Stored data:
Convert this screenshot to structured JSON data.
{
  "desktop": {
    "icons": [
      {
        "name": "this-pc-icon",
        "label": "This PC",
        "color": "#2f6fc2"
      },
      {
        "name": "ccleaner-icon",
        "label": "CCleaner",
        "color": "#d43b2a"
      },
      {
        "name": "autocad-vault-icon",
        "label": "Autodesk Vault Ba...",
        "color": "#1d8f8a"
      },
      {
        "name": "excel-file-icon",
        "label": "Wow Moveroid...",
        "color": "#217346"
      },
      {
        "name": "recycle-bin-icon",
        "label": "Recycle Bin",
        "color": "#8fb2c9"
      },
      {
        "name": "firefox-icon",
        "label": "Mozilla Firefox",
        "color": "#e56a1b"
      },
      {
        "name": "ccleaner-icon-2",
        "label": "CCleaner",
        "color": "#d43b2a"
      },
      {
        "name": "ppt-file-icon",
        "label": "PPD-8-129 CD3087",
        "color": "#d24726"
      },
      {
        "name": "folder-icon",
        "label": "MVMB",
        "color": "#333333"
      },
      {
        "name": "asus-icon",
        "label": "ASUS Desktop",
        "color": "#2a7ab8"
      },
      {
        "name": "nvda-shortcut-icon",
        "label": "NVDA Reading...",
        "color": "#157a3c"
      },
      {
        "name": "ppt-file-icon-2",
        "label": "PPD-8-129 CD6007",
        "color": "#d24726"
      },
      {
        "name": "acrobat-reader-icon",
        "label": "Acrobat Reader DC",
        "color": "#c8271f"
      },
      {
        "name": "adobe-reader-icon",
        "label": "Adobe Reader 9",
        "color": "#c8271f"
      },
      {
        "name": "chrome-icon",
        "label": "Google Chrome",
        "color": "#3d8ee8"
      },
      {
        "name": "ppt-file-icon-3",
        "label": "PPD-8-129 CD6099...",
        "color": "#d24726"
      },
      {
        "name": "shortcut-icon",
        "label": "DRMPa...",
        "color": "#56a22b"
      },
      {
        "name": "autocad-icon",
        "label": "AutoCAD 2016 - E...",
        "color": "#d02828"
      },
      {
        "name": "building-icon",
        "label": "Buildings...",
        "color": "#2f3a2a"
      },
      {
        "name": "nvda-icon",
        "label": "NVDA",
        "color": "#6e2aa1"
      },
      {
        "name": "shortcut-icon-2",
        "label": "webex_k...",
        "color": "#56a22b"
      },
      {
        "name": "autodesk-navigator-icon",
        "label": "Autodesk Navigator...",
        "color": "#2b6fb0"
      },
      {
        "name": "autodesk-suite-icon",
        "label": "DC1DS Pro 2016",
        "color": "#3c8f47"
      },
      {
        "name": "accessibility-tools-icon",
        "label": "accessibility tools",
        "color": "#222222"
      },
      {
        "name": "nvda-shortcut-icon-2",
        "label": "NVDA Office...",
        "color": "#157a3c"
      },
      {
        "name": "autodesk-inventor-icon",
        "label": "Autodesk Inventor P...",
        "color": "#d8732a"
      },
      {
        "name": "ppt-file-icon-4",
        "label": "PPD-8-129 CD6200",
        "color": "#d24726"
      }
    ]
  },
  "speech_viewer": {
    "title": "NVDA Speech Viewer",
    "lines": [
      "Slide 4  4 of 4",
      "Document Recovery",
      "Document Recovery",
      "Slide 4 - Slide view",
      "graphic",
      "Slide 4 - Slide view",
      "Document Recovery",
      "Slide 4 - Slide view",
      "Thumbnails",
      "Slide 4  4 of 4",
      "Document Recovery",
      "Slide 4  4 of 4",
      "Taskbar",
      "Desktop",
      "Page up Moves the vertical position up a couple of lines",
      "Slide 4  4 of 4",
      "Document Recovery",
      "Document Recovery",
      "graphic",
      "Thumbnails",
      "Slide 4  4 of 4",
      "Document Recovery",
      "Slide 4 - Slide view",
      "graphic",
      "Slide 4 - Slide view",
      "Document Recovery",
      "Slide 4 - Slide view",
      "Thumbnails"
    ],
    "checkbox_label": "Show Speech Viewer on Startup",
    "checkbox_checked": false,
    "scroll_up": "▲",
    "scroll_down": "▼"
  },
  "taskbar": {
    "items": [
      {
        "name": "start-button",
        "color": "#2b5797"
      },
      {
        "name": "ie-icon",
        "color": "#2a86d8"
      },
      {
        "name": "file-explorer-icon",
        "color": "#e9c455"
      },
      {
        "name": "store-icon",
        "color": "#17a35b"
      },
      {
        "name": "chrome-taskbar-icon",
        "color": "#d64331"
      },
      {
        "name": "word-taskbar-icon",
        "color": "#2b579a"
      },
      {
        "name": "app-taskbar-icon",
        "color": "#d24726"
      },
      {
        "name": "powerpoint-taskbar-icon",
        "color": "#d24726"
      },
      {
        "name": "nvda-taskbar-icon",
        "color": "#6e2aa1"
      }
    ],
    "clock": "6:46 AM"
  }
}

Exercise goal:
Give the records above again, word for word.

Written answer:
Convert this screenshot to structured JSON data.
{
  "desktop": {
    "icons": [
      {
        "name": "this-pc-icon",
        "label": "This PC",
        "color": "#2f6fc2"
      },
      {
        "name": "ccleaner-icon",
        "label": "CCleaner",
        "color": "#d43b2a"
      },
      {
        "name": "autocad-vault-icon",
        "label": "Autodesk Vault Ba...",
        "color": "#1d8f8a"
      },
      {
        "name": "excel-file-icon",
        "label": "Wow Moveroid...",
        "color": "#217346"
      },
      {
        "name": "recycle-bin-icon",
        "label": "Recycle Bin",
        "color": "#8fb2c9"
      },
      {
        "name": "firefox-icon",
        "label": "Mozilla Firefox",
        "color": "#e56a1b"
      },
      {
        "name": "ccleaner-icon-2",
        "label": "CCleaner",
        "color": "#d43b2a"
      },
      {
        "name": "ppt-file-icon",
        "label": "PPD-8-129 CD3087",
        "color": "#d24726"
      },
      {
        "name": "folder-icon",
        "label": "MVMB",
        "color": "#333333"
      },
      {
        "name": "asus-icon",
        "label": "ASUS Desktop",
        "color": "#2a7ab8"
      },
      {
        "name": "nvda-shortcut-icon",
        "label": "NVDA Reading...",
        "color": "#157a3c"
      },
      {
        "name": "ppt-file-icon-2",
        "label": "PPD-8-129 CD6007",
        "color": "#d24726"
      },
      {
        "name": "acrobat-reader-icon",
        "label": "Acrobat Reader DC",
        "color": "#c8271f"
      },
      {
        "name": "adobe-reader-icon",
        "label": "Adobe Reader 9",
        "color": "#c8271f"
      },
      {
        "name": "chrome-icon",
        "label": "Google Chrome",
        "color": "#3d8ee8"
      },
      {
        "name": "ppt-file-icon-3",
        "label": "PPD-8-129 CD6099...",
        "color": "#d24726"
      },
      {
        "name": "shortcut-icon",
        "label": "DRMPa...",
        "color": "#56a22b"
      },
      {
        "name": "autocad-icon",
        "label": "AutoCAD 2016 - E...",
        "color": "#d02828"
      },
      {
        "name": "building-icon",
        "label": "Buildings...",
        "color": "#2f3a2a"
      },
      {
        "name": "nvda-icon",
        "label": "NVDA",
        "color": "#6e2aa1"
      },
      {
        "name": "shortcut-icon-2",
        "label": "webex_k...",
        "color": "#56a22b"
      },
      {
        "name": "autodesk-navigator-icon",
        "label": "Autodesk Navigator...",
        "color": "#2b6fb0"
      },
      {
        "name": "autodesk-suite-icon",
        "label": "DC1DS Pro 2016",
        "color": "#3c8f47"
      },
      {
        "name": "accessibility-tools-icon",
        "label": "accessibility tools",
        "color": "#222222"
      },
      {
        "name": "nvda-shortcut-icon-2",
        "label": "NVDA Office...",
        "color": "#157a3c"
      },
      {
        "name": "autodesk-inventor-icon",
        "label": "Autodesk Inventor P...",
        "color": "#d8732a"
      },
      {
        "name": "ppt-file-icon-4",
        "label": "PPD-8-129 CD6200",
        "color": "#d24726"
      }
    ]
  },
  "speech_viewer": {
    "title": "NVDA Speech Viewer",
    "lines": [
      "Slide 4  4 of 4",
      "Document Recovery",
      "Document Recovery",
      "Slide 4 - Slide view",
      "graphic",
      "Slide 4 - Slide view",
      "Document Recovery",
      "Slide 4 - Slide view",
      "Thumbnails",
      "Slide 4  4 of 4",
      "Document Recovery",
      "Slide 4  4 of 4",
      "Taskbar",
      "Desktop",
      "Page up Moves the vertical position up a couple of lines",
      "Slide 4  4 of 4",
      "Document Recovery",
      "Document Recovery",
      "graphic",
      "Thumbnails",
      "Slide 4  4 of 4",
      "Document Recovery",
      "Slide 4 - Slide view",
      "graphic",
      "Slide 4 - Slide view",
      "Document Recovery",
      "Slide 4 - Slide view",
      "Thumbnails"
    ],
    "checkbox_label": "Show Speech Viewer on Startup",
    "checkbox_checked": false,
    "scroll_up": "▲",
    "scroll_down": "▼"
  },
  "taskbar": {
    "items": [
      {
        "name": "start-button",
        "color": "#2b5797"
      },
      {
        "name": "ie-icon",
        "color": "#2a86d8"
      },
      {
        "name": "file-explorer-icon",
        "color": "#e9c455"
      },
      {
        "name": "store-icon",
        "color": "#17a35b"
      },
      {
        "name": "chrome-taskbar-icon",
        "color": "#d64331"
      },
      {
        "name": "word-taskbar-icon",
        "color": "#2b579a"
      },
      {
        "name": "app-taskbar-icon",
        "color": "#d24726"
      },
      {
        "name": "powerpoint-taskbar-icon",
        "color": "#d24726"
      },
      {
        "name": "nvda-taskbar-icon",
        "color": "#6e2aa1"
      }
    ],
    "clock": "6:46 AM"
  }
}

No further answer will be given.